Talking with people about folk
Folk music includes both traditional music and the genre that evolved from it during the 20th century folk revival. The term originated in the 19th century but is often applied to music that is older than that. Some types of folk music are also called world music.
Traditional folk music has been defined in several ways: as music transmitted orally, or as music with unknown composers. It has been contrasted with commercial and classical styles. One meaning often given is that of old songs, with no known composers; another is music that has been transmitted and evolved by a process of oral transmission or performed by custom over a long period of time.
Starting in the mid-20th century a new form of popular folk music evolved from traditional folk music. This process and period is called the (second) folk revival and reached a zenith in the 1960s. This form of music is sometimes called contemporary folk music or folk revival music to distinguish it from earlier folk forms. Smaller similar revivals have occurred elsewhere in the world at other times, but the term folk music has typically not been applied to the new music created during those revivals. This type of folk music also includes fusion genres such as folk rock, folk metal, electric folk, and others. While contemporary folk music is a genre generally distinct from traditional folk music, in English it shares the same name, and it often shares the same performers and venues as traditional folk music. Even individual songs may be a blend of the two.
A consistent definition of traditional folk music is elusive. The terms folk music, folk song, and folk dance are comparatively recent expressions. They are extensions of the term folklore, which was coined in 1846 by the English antiquarian William Thoms to describe “the traditions, customs, and superstitions of the uncultured classes.” The term is further derived from the German expression Volk, in the sense of “the people as a whole” as applied to popular and national music by Johann Gottfried Herder and the German Romantics over half a century earlier. Traditional folk music also includes most indigenous music.
However, despite the assembly of an enormous body of work over some two centuries, there is still no certain definition of what folk music (or folklore, or the folk) is. Folk music may tend to have certain characteristics but it cannot clearly be differentiated in purely musical terms. One meaning often given is that of “old songs, with no known composers”, another is that of music that has been submitted to an evolutionary “process of oral transmission…. the fashioning and re-fashioning of the music by the community that give it its folk character.”
Such definitions depend upon “(cultural) processes rather than abstract musical types…”, upon “continuity and oral transmission…seen as characterizing one side of a cultural dichotomy, the other side of which is found not only in the lower layers of feudal, capitalist and some oriental societies but also in ‘primitive’ societies and in parts of ‘popular cultures’.” One widely used definition is simply “Folk music is what the people sing”.

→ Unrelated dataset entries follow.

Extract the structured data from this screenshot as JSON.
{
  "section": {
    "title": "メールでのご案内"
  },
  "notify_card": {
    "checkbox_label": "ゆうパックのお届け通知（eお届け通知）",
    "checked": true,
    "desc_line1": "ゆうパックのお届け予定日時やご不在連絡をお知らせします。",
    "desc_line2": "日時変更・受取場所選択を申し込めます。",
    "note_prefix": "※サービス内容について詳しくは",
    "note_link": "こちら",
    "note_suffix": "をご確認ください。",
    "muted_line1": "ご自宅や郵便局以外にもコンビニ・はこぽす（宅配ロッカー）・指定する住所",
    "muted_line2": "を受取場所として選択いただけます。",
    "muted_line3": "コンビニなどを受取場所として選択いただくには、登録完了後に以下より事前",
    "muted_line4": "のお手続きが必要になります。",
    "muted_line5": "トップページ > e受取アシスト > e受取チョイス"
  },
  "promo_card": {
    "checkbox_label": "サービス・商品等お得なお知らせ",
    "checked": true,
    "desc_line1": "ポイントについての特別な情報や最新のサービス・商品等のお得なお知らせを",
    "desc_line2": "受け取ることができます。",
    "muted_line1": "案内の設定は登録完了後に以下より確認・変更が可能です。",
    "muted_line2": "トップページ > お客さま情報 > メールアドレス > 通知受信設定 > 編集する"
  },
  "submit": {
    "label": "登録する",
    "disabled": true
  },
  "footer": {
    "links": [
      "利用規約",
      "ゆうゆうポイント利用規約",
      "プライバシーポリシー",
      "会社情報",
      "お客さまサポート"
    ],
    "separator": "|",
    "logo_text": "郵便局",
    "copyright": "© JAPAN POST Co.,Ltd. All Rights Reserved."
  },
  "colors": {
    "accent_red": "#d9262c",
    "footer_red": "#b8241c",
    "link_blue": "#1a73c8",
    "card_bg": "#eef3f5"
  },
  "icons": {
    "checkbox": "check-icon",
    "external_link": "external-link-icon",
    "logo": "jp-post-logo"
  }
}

Talking about folk
For Scholes, as well as for Cecil Sharp and Béla Bartók, there was a sense of the music of the country as distinct from that of the town. Folk music was already, “…seen as the authentic expression of a way of life now past or about to disappear (or in some cases, to be preserved or somehow revived),”particularly in “a community uninfluenced by art music” and by commercial and printed song. Lloyd rejected this in favour of a simple distinction of economic class yet for him true folk music was, in Charles Seeger’s words, “associated with a lower class” in culturally and socially stratified societies. In these terms folk music may be seen as part of a “schema comprising four musical types: ‘primitive’ or ‘tribal’; ‘elite’ or ‘art’; ‘folk’; and ‘popular’.”
Music in this genre is also often called traditional music. Although the term is usually only descriptive, in some cases people use it as the name of a genre. For example, the Grammy Award previously used “traditional music” for folk music that is not contemporary folk music.